Whether booking an appointment with a job center or finding the times for waste pick-up, citizens should experience a smooth and meaningful user journey when accessing the digital services of their local authorities. If not, they will be left dissatisfied having not obtained the information they came for. This is why digitization of public services should happen with the citizens’ needs and individual circumstances in mind.
This is what one Danish council did with their website.
“We digitize with the heart,” said Merete Ravn, manager of digitization at the council of Sorø, to newspaper Politiken (article is in Danish).
The home page of the council’s relaunched website, soroe.dk, is structured around one major search field with the help text: “What are you looking for?”, supplemented by clickable information boxes of six overall topics, such as housing, care, and employment – all tailored to what visitors of the site are actually using the council’s website for. Topics are seasonal too. For example, passport services will be highlighted during summer vacation season.
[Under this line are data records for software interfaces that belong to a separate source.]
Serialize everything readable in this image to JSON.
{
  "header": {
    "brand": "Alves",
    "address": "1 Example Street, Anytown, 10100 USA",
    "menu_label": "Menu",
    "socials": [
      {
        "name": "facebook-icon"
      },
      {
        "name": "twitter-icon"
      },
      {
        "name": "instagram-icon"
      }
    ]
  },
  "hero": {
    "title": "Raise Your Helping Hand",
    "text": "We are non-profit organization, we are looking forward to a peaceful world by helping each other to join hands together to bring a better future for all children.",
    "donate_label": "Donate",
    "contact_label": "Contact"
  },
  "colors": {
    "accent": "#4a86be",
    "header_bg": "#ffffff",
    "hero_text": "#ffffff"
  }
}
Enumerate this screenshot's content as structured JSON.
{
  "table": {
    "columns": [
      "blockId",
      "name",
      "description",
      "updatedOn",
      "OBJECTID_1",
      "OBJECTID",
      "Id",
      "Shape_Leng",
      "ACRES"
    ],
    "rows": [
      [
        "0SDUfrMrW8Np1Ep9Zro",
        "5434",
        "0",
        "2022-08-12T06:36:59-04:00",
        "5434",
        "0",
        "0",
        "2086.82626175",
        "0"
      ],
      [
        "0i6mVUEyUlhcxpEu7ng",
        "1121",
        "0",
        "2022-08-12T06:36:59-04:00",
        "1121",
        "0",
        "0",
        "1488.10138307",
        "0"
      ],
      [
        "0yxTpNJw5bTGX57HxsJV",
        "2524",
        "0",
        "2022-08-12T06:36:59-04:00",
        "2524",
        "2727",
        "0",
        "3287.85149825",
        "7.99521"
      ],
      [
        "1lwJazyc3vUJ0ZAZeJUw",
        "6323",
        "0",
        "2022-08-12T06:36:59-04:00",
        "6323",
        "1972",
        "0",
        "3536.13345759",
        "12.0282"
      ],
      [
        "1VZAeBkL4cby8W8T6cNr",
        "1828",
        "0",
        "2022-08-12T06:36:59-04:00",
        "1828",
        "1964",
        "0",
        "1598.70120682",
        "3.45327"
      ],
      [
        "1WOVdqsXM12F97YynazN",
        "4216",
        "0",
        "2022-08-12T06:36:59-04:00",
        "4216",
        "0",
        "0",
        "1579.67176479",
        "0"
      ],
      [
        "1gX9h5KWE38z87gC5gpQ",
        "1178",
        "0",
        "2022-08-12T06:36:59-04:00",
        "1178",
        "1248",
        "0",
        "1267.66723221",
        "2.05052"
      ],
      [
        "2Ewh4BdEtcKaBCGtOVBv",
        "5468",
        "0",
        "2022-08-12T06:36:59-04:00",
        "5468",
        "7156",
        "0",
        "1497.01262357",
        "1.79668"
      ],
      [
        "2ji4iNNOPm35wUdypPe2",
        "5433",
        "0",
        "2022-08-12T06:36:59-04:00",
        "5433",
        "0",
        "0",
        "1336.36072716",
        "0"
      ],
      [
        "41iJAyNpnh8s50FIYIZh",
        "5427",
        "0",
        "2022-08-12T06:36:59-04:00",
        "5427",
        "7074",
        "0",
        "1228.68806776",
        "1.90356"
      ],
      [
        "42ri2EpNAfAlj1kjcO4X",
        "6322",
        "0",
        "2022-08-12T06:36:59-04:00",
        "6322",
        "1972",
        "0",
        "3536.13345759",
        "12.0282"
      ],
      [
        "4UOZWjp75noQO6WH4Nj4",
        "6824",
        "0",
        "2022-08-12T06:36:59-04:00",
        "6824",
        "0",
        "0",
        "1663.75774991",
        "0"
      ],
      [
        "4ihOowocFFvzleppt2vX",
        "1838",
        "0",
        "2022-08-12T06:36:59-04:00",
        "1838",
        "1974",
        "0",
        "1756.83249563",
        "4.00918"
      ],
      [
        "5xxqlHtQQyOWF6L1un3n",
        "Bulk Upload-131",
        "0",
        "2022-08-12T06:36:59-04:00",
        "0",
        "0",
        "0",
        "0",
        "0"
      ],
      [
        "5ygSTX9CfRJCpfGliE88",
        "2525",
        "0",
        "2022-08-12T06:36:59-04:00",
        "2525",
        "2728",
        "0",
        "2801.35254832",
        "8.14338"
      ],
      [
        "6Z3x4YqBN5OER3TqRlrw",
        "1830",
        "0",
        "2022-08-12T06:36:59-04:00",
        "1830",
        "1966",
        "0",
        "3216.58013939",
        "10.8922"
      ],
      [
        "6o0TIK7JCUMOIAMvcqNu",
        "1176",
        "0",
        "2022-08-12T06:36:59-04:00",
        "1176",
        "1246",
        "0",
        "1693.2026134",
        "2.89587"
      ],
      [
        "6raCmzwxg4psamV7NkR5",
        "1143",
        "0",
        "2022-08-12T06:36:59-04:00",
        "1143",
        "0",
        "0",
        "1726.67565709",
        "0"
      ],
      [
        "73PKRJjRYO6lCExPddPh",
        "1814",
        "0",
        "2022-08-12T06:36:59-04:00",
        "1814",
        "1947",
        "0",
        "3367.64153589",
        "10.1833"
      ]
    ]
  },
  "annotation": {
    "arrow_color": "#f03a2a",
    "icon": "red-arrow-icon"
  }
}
Less Pages, Better Content
By refurbishing their site, the council of Sorø went from 3,000 to 400 pages of information. Furthermore, the council also used digital analytics to understand the online behavior of their 29,000 citizens when visiting soroe.dk. Specifically, the council’s web team analyzed when specific channels of communications were used and why. So for instance, if several visitors would call the council’s main number after visiting a specific page, it could be an indication that this page was not providing sufficient information.
Consequently, that page would need to be optimized or some content would need to be moved around.
Reducing the number of phone calls and relying on digital interactions instead, not only saves the citizens time, but also reduces the workload of the council. The results of the website optimization for Sorø were clear: Greater user satisfaction and faster response times.
The Three Pillars of Digitization
Denmark is the first nation in the world to make digital communication between public authorities and citizens mandatory. The case of Sorø is a prime example of the kind of approach recently requested by Ejvind Jørgensen, chairman of the committee on public IT at the Danish network for IT professionals. Jørgensen called for a digitization of the public sector placing citizens first.
The “citizens first”-approach to digitization consists of three main pillars: Security, accessibility, and the time-saving aspect mentioned above. Citizens should feel that digital services in the public sector are safe to use. In Sorø, they avoid sending citizens’ personal data to foreign, commercial data harvesters by being very selective in which third-party services they apply to their website. Google Analytics, for instance, is not used.
Accessibility means that digital public services should be easy to understand and use for all citizens, regardless of level of digital expertise, regardless of age, and regardless of any disabilities.
A national strategy for digitization should put citizens first, is the recommendation from Ejvind Jørgensen and the Danish network for IT professionals. In this way, the digital divide is shrunk and no citizens are left behind in the digital society.